How do you do it? How do you make it worthwhile?
For college students, informational interviews are vital. Before you send 100s of email applications into the void spring semester senior year, make sure you develop a few key professional connections outside your internship supervisors.
Get some one on one time with professionals you admire by requesting a conversation over the phone or over coffee. Unlike a job interview, informational interviews allow for more of a dialogue and leave room for learnings for both parties as you get to know each other—whether you’re the seasoned professional or the one just starting out in your career.
Informational interviews are a chance for you to learn about your chosen industry, and what’s made the seasoned professional successful in their career path.
Informational interviews should place you as a top candidate for the seasoned professional when they see job postings relevant to you in their network. These interviews are a chance to leave an impression.
Utilize the tactics below to leave your mark and land that next job or connection.
1. Find the right professional to interview
If you are just starting out there is a good chance you don’t have a network to reach out to professionals in your desired career. And that’s okay.
The first thing you can do is talk to upperclassmen or professors on your campus and let them know the type of person you are looking to get connected to. Alternatively, you can attend an event on or off campus related to your career field, and perhaps you will bump into someone there or perhaps someone on the panel that you can connect with.
Lastly, utilize LinkedIn and Twitter search. On both platforms, you can search for professionals that are alumni of your school.
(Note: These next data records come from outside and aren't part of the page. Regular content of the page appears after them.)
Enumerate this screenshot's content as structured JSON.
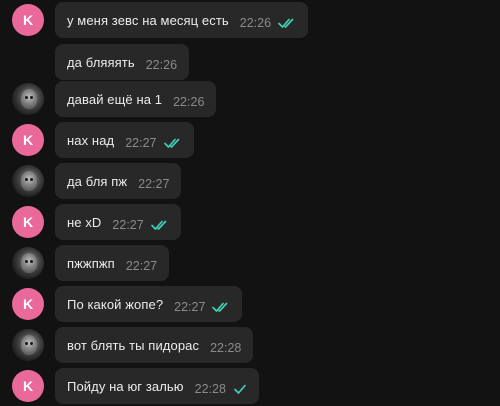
{
  "avatar_letter": "K",
  "accent_color": "#e96a9a",
  "read_check_color": "#3fd1b3",
  "messages": [
    {
      "text": "у меня зевс на месяц есть",
      "time": "22:26",
      "status": "read"
    },
    {
      "text": "да бляяять",
      "time": "22:26",
      "status": "none"
    },
    {
      "text": "давай ещё на 1",
      "time": "22:26",
      "status": "none"
    },
    {
      "text": "нах над",
      "time": "22:27",
      "status": "read"
    },
    {
      "text": "да бля пж",
      "time": "22:27",
      "status": "none"
    },
    {
      "text": "не xD",
      "time": "22:27",
      "status": "read"
    },
    {
      "text": "пжжпжп",
      "time": "22:27",
      "status": "none"
    },
    {
      "text": "По какой жопе?",
      "time": "22:27",
      "status": "read"
    },
    {
      "text": "вот блять ты пидорас",
      "time": "22:28",
      "status": "none"
    },
    {
      "text": "Пойду на юг залью",
      "time": "22:28",
      "status": "sent"
    }
  ]
}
When you connect be sure to add a personal note on LinkedIn or send a short direct message on Twitter and let them know why you are reaching out, what you admire about them, and the best way to follow up with them should they want to connect.
2. Come prepared with background info
Do some research on the person before you meet them. Check their LinkedIn and their social media. Focus in on what you admire about them or how they represent someone you aspire to be.
Find some commonalities between the two of you. This will make your connection seem genuine, and you’re interviewee will be impressed with the work you put in before the meeting.
3. Develop your questions and talking points
What do you want to learn from this professional? Make a list of a couple key conversation points that you want to address during your meeting with them.
While you don’t want to sound scripted, you also don’t want to be grasping for straws when you sit down with the person!
4. Don’t forget to talk about yourself
Although you are there to learn from the other person, they will also want to get to know more about you. This is your chance to highlight your strengths and make an impression.
Getting the job you want is all about the right connections, and informationals are more than just a learning experience, they’re also about building your network.
5. Ask if they can connect you to anyone else
As a natural ending point to the conversation, you can thank the interviewee for their time and state how much value you gained from the conversation.
Transitioning from the thank you, ask if they can connect you with anyone else in their network based on what they learned about you and where you want to go in your professional career, so that you can have a similar conversation and continue to grow.
6. Send a thank you note
This might be via text or email but remember to thank the person you meet with for their time. An act of gratitude can go a long way, and it’ll increase the chance of them thinking of you the next time an opportunity arises.
And that’s it! The basics to informational interviewing.
In next week’s blog, we’ll breakdown informational interview outreach, execution, and follow up step-by-step.
Informational interviews are an art, and we want to ensure you show up to impress.